When the Rules for the 111th Congress came out, it was clear that Pelosi and her leadership team were serious about speeding up the legislative process and successfully getting President Obama's agenda through the House. The big change was the elimination of the "promptly" loop-hole on Motions to Recommit.

The loophole let the Minority gobble up time on bills that were likely to pass. Since that strategy would be unavailable to them in the 111th, what new tactic would they unveil?

After the Bank Bailout, the Recovery Act, and the recently passed Climate Change Bill, I think we can say with confidence that the Minority will use the size of bills, and the time available to read them, as their tactical cudgel of choice.

Is this tactic effective and how does it affects the legislative process?

'Doing Enough to Cooperate'

When the Minority uses its options to try to kill a bill outright, they are really trying to influence the public discourse about the Majority's agenda. They can't actually stop the bills from passing, but they can make the Majority look reckless.

The tactic does depress the Majority's opinion polling, as CNN found, but it also has significant blowback:
The poll also indicates that 62 percent of those questioned think President Obama is doing enough to cooperate with Republicans. That's down eight points from February, but it's 25 points higher than the 37 percent who feel the Republicans in Congress are doing enough to reach out to Democrats and the president.

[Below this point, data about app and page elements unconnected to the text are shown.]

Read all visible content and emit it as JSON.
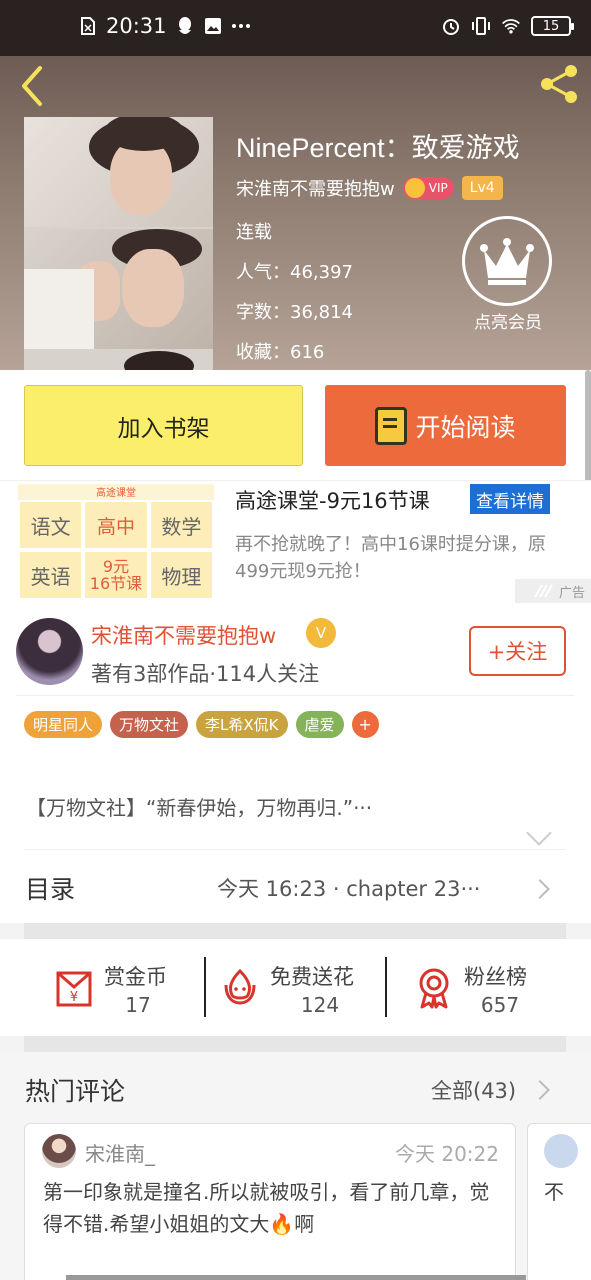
{
  "status_bar": {
    "time": "20:31",
    "battery": "15",
    "icons": [
      "sim-icon",
      "qq-icon",
      "image-icon",
      "more-dots-icon",
      "alarm-icon",
      "vibrate-icon",
      "wifi-icon",
      "battery-icon"
    ]
  },
  "header": {
    "book_title": "NinePercent：致爱游戏",
    "author": "宋淮南不需要抱抱w",
    "vip_label": "VIP",
    "level": "Lv4",
    "status": "连载",
    "popularity": "人气：46,397",
    "word_count": "字数：36,814",
    "favorites": "收藏：616",
    "member_label": "点亮会员"
  },
  "actions": {
    "add_shelf": "加入书架",
    "start_reading": "开始阅读"
  },
  "ad": {
    "brand": "高途课堂",
    "cells": [
      "语文",
      "高中",
      "数学",
      "英语",
      "9元\n16节课",
      "物理"
    ],
    "title": "高途课堂-9元16节课",
    "detail_button": "查看详情",
    "description": "再不抢就晚了！高中16课时提分课，原499元现9元抢！",
    "ad_tag": "广告"
  },
  "author_section": {
    "name": "宋淮南不需要抱抱w",
    "v_badge": "V",
    "stats": "著有3部作品·114人关注",
    "follow_button": "+关注",
    "tags": [
      {
        "label": "明星同人",
        "color": "#f0a23a"
      },
      {
        "label": "万物文社",
        "color": "#c5624e"
      },
      {
        "label": "李L希X侃K",
        "color": "#c9a43e"
      },
      {
        "label": "虐爱",
        "color": "#86b35a"
      }
    ],
    "tag_more": "+",
    "intro": "【万物文社】“新春伊始，万物再归.”···"
  },
  "toc": {
    "title": "目录",
    "latest": "今天 16:23 · chapter 23···"
  },
  "stats": {
    "reward": {
      "label": "赏金币",
      "value": "17"
    },
    "flowers": {
      "label": "免费送花",
      "value": "124"
    },
    "fans": {
      "label": "粉丝榜",
      "value": "657"
    }
  },
  "comments": {
    "title": "热门评论",
    "all": "全部(43)",
    "items": [
      {
        "user": "宋淮南_",
        "time": "今天 20:22",
        "text": "第一印象就是撞名.所以就被吸引，看了前几章，觉得不错.希望小姐姐的文大🔥啊"
      },
      {
        "user": "",
        "time": "",
        "text": "不"
      }
    ]
  },
  "colors": {
    "accent_orange": "#ec6a3c",
    "shelf_yellow": "#fbee6a",
    "author_red": "#e15235",
    "ad_blue": "#1d6fd3"
  }
}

The real question is whether this tactic affects public opinion of the President and his agenda. His approval remains historically high, but low by his own performance. So the Minority's intransigence does seem to weigh on the President and the Majority, but as long as the President remains popular overall, the negative effects will outweigh the positive.

Legislating with the Cane

In a perfect world perhaps the Congress would always work cordially and reach conclusions supported by a large consensus. But such a Congress would not do very many things in a large, heterogeneous country. At best, it can only be a space where fights over irreconcilable matters can happen with minimal risk to the social order. Like the barrier around a demolition derby, the goal is not to limit the carnage, but limit the risk of it hurting spectators.

It's frustrating to watch good ideas get run into the ground by dilatory tactics, but that is what Congress is for. Better in the chamber than in the streets. Remember also: the Congress is much nicer and calmer than ever before. No one gets caned anymore.

So for the Dems, they seem to be on a good course - until Americans sour on Obama. If in the next twelve months everyone can go to the doctor without any financial considerations, that may make up for the albatrosses of the bailout and the stimulus.

No comments: